Study material>
━━━━━━━━━━

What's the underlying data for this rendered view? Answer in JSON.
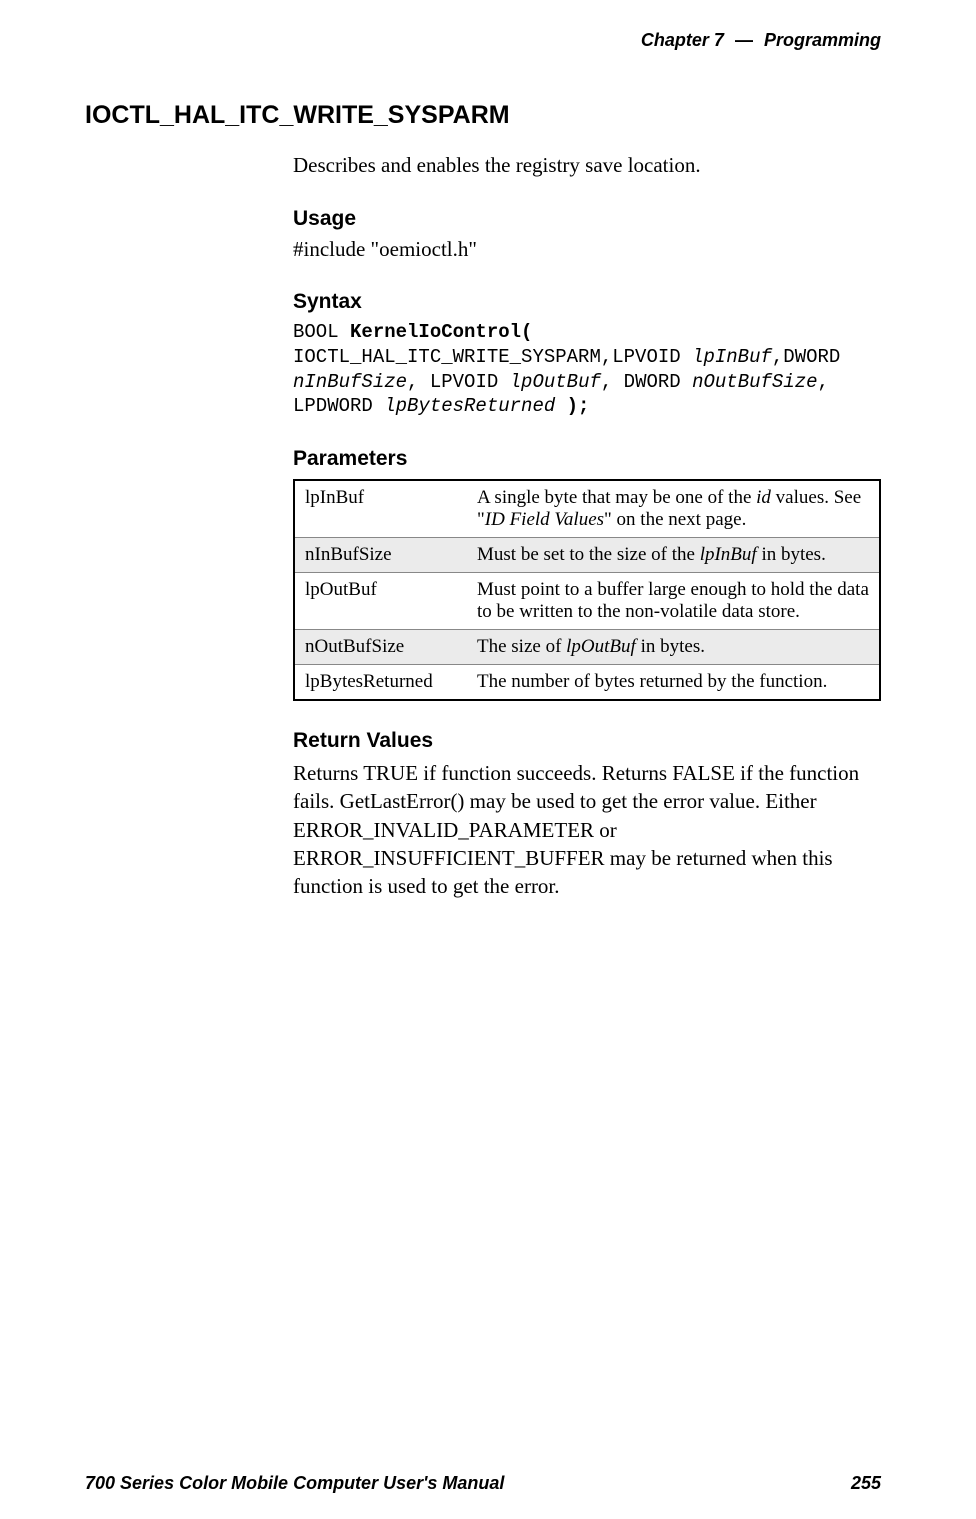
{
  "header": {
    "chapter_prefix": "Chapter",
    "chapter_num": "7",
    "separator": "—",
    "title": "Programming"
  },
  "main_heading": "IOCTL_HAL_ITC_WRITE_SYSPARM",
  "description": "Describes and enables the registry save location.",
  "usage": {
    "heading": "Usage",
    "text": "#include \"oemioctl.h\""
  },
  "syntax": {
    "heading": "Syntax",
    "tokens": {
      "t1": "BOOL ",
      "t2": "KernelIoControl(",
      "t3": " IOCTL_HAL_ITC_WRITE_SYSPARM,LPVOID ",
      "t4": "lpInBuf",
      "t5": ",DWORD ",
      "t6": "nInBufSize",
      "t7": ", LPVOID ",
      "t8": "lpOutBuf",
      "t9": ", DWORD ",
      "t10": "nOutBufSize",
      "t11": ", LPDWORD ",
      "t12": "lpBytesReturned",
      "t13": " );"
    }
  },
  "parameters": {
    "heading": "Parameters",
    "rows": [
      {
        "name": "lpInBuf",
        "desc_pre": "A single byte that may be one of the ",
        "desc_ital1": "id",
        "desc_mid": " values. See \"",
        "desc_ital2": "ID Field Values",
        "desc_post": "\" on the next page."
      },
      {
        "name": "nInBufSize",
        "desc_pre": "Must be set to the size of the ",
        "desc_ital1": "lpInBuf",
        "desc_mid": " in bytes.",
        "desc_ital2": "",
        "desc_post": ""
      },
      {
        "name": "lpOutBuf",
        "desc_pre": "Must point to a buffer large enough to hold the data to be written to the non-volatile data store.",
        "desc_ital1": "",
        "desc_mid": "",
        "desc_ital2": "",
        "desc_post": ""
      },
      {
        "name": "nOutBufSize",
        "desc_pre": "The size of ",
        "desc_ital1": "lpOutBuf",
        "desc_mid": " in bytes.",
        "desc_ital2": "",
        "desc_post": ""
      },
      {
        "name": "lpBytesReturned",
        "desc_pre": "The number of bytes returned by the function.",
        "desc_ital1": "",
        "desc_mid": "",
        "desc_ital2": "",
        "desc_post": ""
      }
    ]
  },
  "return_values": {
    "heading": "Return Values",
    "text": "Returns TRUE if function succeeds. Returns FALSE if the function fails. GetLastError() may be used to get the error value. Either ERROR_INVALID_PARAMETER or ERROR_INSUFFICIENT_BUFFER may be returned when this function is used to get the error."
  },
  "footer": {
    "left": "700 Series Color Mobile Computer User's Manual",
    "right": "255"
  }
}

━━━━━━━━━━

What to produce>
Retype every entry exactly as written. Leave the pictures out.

Your response>
What's the underlying data for this rendered view? Answer in JSON.
{
  "header": {
    "chapter_prefix": "Chapter",
    "chapter_num": "7",
    "separator": "—",
    "title": "Programming"
  },
  "main_heading": "IOCTL_HAL_ITC_WRITE_SYSPARM",
  "description": "Describes and enables the registry save location.",
  "usage": {
    "heading": "Usage",
    "text": "#include \"oemioctl.h\""
  },
  "syntax": {
    "heading": "Syntax",
    "tokens": {
      "t1": "BOOL ",
      "t2": "KernelIoControl(",
      "t3": " IOCTL_HAL_ITC_WRITE_SYSPARM,LPVOID ",
      "t4": "lpInBuf",
      "t5": ",DWORD ",
      "t6": "nInBufSize",
      "t7": ", LPVOID ",
      "t8": "lpOutBuf",
      "t9": ", DWORD ",
      "t10": "nOutBufSize",
      "t11": ", LPDWORD ",
      "t12": "lpBytesReturned",
      "t13": " );"
    }
  },
  "parameters": {
    "heading": "Parameters",
    "rows": [
      {
        "name": "lpInBuf",
        "desc_pre": "A single byte that may be one of the ",
        "desc_ital1": "id",
        "desc_mid": " values. See \"",
        "desc_ital2": "ID Field Values",
        "desc_post": "\" on the next page."
      },
      {
        "name": "nInBufSize",
        "desc_pre": "Must be set to the size of the ",
        "desc_ital1": "lpInBuf",
        "desc_mid": " in bytes.",
        "desc_ital2": "",
        "desc_post": ""
      },
      {
        "name": "lpOutBuf",
        "desc_pre": "Must point to a buffer large enough to hold the data to be written to the non-volatile data store.",
        "desc_ital1": "",
        "desc_mid": "",
        "desc_ital2": "",
        "desc_post": ""
      },
      {
        "name": "nOutBufSize",
        "desc_pre": "The size of ",
        "desc_ital1": "lpOutBuf",
        "desc_mid": " in bytes.",
        "desc_ital2": "",
        "desc_post": ""
      },
      {
        "name": "lpBytesReturned",
        "desc_pre": "The number of bytes returned by the function.",
        "desc_ital1": "",
        "desc_mid": "",
        "desc_ital2": "",
        "desc_post": ""
      }
    ]
  },
  "return_values": {
    "heading": "Return Values",
    "text": "Returns TRUE if function succeeds. Returns FALSE if the function fails. GetLastError() may be used to get the error value. Either ERROR_INVALID_PARAMETER or ERROR_INSUFFICIENT_BUFFER may be returned when this function is used to get the error."
  },
  "footer": {
    "left": "700 Series Color Mobile Computer User's Manual",
    "right": "255"
  }
}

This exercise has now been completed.